Wilde about gardening!

Keen gardener, top performer and detox queen, Kim reveals her secret for good health and happiness. There’s nothing so easy as a smile.

The healthiest thing anyone can do each day is smile! We live in an increasingly detached world of emails and text messages, and although you can text a :-), it’s no substitute for the real thing.

Smiling, just like exercise and meditation, makes our brain produce endorphins that give us a sense of pleasure and wellbeing. We’ve all heard the saying ‘Laughter is the best medicine’, and studies confirm there is a high correlation between humour and a stronger immune system. So, it’s official… smiling is good for us and those around us. If you asked me what would be my top health tip, it would be simply that… smiling.

Last year my family bought a dog, and I must say that walking Jess (see right) has been a great way of getting out and walking off calories, as well as being a great stress buster. Taking on a dog is not to be taken lightly. It’s like having another child, but I think we humans function better with less time on our hands to stew, and Jess certainly gives us something to do as we haul ourselves out of the house for lots of walks.

With two young children and a dog, family life is always going at full speed, but I make time to work out three times a week with a personal trainer. I do an intensive 20-minutes of cardio training, which is essential for burning fat as well as increasing my energy levels, followed by a full body work-out including the all-important abdominal area. This, coupled with walking and gardening, provides me with a balanced exercise regime that helps keep me healthy inside and out.

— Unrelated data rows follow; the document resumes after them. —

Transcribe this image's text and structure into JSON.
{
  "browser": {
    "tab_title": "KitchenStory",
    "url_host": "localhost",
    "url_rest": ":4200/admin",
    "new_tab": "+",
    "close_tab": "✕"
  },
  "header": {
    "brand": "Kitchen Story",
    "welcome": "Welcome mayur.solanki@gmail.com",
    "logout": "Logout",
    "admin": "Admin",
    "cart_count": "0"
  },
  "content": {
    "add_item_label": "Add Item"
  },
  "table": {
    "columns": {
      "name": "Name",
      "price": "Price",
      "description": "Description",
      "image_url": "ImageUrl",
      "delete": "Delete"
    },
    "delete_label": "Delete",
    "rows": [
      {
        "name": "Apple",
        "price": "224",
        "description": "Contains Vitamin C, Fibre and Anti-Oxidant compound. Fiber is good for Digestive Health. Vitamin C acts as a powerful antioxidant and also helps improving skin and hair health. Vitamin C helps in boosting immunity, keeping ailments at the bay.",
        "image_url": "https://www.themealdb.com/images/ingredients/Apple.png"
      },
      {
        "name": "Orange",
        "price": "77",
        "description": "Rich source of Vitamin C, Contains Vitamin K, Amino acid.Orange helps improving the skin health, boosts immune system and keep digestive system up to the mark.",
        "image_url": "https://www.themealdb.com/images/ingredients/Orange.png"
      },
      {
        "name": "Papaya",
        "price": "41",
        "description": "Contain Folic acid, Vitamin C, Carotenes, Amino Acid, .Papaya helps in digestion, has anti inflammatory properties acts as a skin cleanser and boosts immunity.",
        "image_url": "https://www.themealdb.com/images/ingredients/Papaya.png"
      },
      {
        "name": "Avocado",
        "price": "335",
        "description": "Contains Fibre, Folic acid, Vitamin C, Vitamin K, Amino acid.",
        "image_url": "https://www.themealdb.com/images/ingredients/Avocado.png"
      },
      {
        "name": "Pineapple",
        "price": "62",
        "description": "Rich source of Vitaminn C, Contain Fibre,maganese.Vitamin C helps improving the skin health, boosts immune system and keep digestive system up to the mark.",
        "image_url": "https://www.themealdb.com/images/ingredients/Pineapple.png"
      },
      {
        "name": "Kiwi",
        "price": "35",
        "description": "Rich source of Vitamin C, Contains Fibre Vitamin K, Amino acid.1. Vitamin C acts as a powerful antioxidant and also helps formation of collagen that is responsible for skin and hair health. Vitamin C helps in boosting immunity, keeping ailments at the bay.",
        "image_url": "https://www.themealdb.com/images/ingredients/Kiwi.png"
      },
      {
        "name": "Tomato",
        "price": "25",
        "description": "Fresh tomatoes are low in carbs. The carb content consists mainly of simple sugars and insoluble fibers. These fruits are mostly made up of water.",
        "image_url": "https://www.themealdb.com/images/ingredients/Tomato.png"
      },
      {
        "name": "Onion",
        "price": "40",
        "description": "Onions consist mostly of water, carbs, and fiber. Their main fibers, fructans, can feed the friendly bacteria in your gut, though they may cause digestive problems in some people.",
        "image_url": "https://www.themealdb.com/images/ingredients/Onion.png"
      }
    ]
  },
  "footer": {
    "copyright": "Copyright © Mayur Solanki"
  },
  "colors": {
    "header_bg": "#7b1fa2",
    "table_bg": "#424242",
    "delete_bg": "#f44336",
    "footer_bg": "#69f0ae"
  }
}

And, for the past four years I’ve been performing again – 80’s revival concerts with Heaven 17, Human League and Bucks Fizz. Singing and jumping up and down on stage is brilliant fun, and also a great way to keep fit… no wonder my dad still loves performing. For a 66-year-old man he’s in great shape!

Food – of course – is fuel for the body, and what you put into your system will dictate the quality of its performance. This is vital for children who are still growing. My children eat fruit for breakfast, and vegetables with dinner, but like all kids they love chocolate and fizzy drinks. All naughty treats are kept to a minimum, but I don’t believe in banning them outright as I’m sure this only makes them more appealing.

This is true with us adults, so instead of saying ‘don’t’, I prefer the word ‘avoid’ – somehow this small window for indulgence helps support me in making generally sensible decisions about what I eat.

My diet is varied, consisting of fresh organic fruit and veg, oily fish a couple of times a week, rye bread which is high in fibre, and chicken, fish or soya for protein, I avoid refined foods, in favour of wholemeat alternatives, and drink lots and lots of water.

Having said all that, I must confess at this point, last night my husband Hal cooked me a pork roast dinner with all the trimmings (yes, bread sauce too!) accompanied by a rather cheeky glass or two of red. Naughty but VERY nice!

With spring here, there’s plenty to do in the garden, from pruning summer flowering shrubs like Buddleja and Caryopteris to sowing vegetables. But gardening is not purely physical, it also has the ability to bring balance and harmony into our lives. This ancient Zen verse sums up all my feelings about gardening and happiness. Have a read and see if it works for you too.

Spring has its hundred flowers,
Autumn has its many moons.
Summer has cool winds, Winter has snow.
If useless thoughts do not cloud your mind,
Each day is the best of your life.

Wu Men Hui Kai (1183-1260) Taken from ‘A Zen Garden’ by Judith Glover (Frances Lincoln, £9,99)